Sunday, November 20, 2011

The Future is Open!

A five-year study released on April 16, 2008 indicated that Open Source software is raising havoc throughout the software market. It is the ultimate in disruptive technology, and while to it is only 6% of estimated trillion dollars IT budgeted annually, it saved consumers up to $60 billion in annual revenues, found The Standish Group.

Tux must be very excited! Good news to open source IT entrepreneurs local content development but bad news to locked code vendors, their agents and the proprietary business model in general.

Beginner's All-purpose Symbolic Instruction Code (or “BASIC”) computer programming language promises to migrate software developers, en masse, to the Open Source Software environment.

Originating from Dartmouth College in New Hampshire, USA in 1964, the easy-to-use computer programming software was automagically embraced by computing industries. Because was freely released, software companies took it, modified some features then branded their release versions under different names making it today's top language in terms of number of programmers and software applications available.

Windows desktop application BASIC variants include Microsoft Visual Basic (VB) is, “a tool that allows programmers to create Windows applications in very little time. It is the most popular programming language in the world, and has more programmers and lines of code than any of its nearest competitors,” according to, Oracle's StarOffice Basic, TibboBasic, PowerBasic , among others

Mobile platform boasts of proprietary likes of NS Basic , Basic4android and GLBasic from interestingly also used for Windows, Linux and Mac OSX desktop applications development .

Open Source Software movement started in late 1970s and early 1980s - led by Richard Stallman and the Computer Science Research Group (CSRG) at University of California, Berkeley. Linux computer operating system assembled under the model of free and open source software development and distribution was first released October 5, 1991 by Linus Torvalds.

Various “flavours” of Linux were thereafter released to the public under GNU License by the Free Software Foundation- an organization that advocates the free software model, to understand which one should "think of free as in free speech, not as in free beer.”

On 20 October, 2004 Canonical Ltd released initial 'Warty Warthog' version of Ubuntu which went on to became the world's most popular Linux version. Awarded best Linux distribution at the 2005 LinuxWorld Conference and Expo in London. LinuxMint, based on Ubuntu, later occupied the No. slot at most popular flavour of Linux operating system software, ranking by

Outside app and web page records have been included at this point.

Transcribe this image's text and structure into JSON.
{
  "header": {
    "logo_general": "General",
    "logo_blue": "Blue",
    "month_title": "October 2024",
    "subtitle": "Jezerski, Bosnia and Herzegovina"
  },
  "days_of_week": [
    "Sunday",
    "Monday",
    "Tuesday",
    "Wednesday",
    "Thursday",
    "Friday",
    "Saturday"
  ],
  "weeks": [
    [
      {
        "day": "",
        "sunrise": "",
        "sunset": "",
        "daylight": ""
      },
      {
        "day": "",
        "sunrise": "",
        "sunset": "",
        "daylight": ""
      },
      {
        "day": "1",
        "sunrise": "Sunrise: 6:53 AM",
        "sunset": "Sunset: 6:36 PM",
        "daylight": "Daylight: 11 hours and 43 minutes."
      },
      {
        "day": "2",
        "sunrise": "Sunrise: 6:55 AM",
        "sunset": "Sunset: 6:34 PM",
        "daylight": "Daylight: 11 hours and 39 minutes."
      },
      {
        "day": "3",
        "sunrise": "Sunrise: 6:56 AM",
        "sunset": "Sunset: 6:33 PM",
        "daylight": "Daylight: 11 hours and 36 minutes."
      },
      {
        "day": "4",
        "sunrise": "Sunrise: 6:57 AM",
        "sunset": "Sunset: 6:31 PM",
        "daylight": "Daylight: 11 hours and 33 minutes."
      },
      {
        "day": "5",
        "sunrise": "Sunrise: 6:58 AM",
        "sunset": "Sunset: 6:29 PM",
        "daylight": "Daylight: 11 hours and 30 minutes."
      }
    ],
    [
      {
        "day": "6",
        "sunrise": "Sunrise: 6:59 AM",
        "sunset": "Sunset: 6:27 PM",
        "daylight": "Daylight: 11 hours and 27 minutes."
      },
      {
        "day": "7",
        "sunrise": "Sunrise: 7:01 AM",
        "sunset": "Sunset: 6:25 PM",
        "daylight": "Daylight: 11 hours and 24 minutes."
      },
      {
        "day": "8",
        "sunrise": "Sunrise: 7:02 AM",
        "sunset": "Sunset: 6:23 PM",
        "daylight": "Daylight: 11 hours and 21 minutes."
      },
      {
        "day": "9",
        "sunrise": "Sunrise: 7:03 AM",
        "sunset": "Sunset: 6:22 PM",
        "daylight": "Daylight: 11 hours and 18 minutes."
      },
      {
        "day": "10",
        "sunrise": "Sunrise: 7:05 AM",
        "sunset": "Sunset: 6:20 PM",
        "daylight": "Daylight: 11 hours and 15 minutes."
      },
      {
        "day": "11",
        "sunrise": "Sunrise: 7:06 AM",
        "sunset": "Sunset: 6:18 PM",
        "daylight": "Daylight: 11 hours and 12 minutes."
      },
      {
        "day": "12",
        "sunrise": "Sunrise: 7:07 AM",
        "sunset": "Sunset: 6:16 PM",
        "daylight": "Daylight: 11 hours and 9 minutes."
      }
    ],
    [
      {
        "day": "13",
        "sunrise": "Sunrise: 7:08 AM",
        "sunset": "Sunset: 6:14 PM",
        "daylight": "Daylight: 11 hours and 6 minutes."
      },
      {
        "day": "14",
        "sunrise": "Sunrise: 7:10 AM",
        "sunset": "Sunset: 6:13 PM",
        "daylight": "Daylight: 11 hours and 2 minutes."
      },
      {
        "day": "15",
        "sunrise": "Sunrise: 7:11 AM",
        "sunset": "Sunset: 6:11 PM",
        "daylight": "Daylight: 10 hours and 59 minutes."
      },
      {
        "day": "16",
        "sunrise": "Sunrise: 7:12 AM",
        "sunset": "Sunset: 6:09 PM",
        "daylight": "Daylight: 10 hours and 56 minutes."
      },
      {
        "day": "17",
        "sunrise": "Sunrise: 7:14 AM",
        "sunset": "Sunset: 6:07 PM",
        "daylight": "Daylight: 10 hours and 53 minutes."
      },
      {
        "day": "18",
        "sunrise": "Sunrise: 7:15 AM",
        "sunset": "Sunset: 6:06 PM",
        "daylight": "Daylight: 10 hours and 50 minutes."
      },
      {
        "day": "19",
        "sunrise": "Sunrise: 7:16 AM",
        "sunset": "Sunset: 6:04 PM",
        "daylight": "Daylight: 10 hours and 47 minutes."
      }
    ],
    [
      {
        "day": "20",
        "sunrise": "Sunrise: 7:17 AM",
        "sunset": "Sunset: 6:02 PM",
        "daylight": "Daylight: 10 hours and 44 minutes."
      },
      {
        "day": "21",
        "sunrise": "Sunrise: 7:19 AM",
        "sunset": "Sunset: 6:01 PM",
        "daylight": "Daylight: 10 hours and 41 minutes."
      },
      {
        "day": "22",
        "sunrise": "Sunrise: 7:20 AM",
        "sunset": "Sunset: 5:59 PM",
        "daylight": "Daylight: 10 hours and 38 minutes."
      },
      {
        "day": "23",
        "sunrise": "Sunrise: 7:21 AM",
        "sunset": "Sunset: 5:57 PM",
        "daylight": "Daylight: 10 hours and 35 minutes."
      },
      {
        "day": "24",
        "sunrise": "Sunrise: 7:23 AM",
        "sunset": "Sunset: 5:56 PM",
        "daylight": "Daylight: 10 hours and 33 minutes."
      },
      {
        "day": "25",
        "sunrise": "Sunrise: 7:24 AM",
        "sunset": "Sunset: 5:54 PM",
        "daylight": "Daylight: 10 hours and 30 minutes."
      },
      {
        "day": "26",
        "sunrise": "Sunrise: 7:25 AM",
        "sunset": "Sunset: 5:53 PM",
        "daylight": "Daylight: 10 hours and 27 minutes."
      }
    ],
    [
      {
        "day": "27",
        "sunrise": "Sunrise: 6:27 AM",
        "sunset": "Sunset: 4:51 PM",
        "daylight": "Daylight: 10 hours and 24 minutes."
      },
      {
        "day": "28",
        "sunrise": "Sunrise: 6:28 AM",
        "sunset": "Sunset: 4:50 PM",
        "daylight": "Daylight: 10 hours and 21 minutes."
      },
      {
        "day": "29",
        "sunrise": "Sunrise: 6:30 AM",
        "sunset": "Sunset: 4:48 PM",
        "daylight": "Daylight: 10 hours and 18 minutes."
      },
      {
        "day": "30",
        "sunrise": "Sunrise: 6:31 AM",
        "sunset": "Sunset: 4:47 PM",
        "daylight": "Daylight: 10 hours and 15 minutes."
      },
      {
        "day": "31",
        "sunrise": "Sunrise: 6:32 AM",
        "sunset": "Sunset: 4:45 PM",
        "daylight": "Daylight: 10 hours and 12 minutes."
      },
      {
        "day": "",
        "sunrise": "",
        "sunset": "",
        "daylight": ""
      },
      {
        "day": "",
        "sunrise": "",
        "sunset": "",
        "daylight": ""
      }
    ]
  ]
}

As of 20 November, 2011 top 10 distributions by page hit ranking for the last 12 months were:- (1) Mint, (2) Ubuntu, (3) Fedora, (4) Debian, (5) openSUSE, (6) Arch, (7) PCLinuxOS, (8) Puppy, (9) CentOS, and (10) Mandriva.

But Linux still missed something. Whereas every version is free, accompanied by free Office Productivity Suite – be it or and users choose whatever else extra wished to download, also for free. Despite the the hundreds of thousands of free ready applications available at Regardless of the obvious enterprise, organisational, government, SME an individual cost savings stared awaiting to be realised. Notwithstanding strong advocacy for Open Source Software, the adoption for the abundant sophisticated, free, applications development platforms, such as, QT by Nokia , Eclipse, MonoDevelop or NetBeans IDE, among many others, the Linux platform still lacked a familiar, simple, easy-to-use coding language that gently handholds BASIC programmers into the Linux environment.

Saving them from climbing steep learning curves associated with transitioning from one programming language to another while assuring those IT entrepreneurs their own coding business continuity as they venture to new Open Source Software horizons exploring its new “software services” away from “software products” business model.

Precisely the problem solved by Gambas - a free development environment based on a Basic interpreter with object extensions, a bit like Visual Basic™ (but it is NOT a clone !). Read the introduction for more information.

With Gambas, you can quickly design your program GUI with QT4 or GTK+, access MySQL, PostgreSQL, ODBC and SQLite databases, pilot applications with D-Bus, translate your program into any language, create network applications easily, make 3D OpenGL applications, make CGI web applications, and so on... [for more details]

Any high school leaver, college or university graduate whom has studied one type or other of BASIC “package” in town colleges is now free from proprietary software licenses fees, but only if they choose to.

If, indeed, the government wanted to fulfil its stated Universal Access to ICT commitments on the National ICT Policy, accelerate ICT knowledge transfer, revolutionise local IT applications development (officially “local content”) for worldwide export to generate foreign exchange, conserve its budgetary software license fees expenditure - for use on more pressing public needs, then there should have been a Free and Open Source Software national software strategy in place five years ago.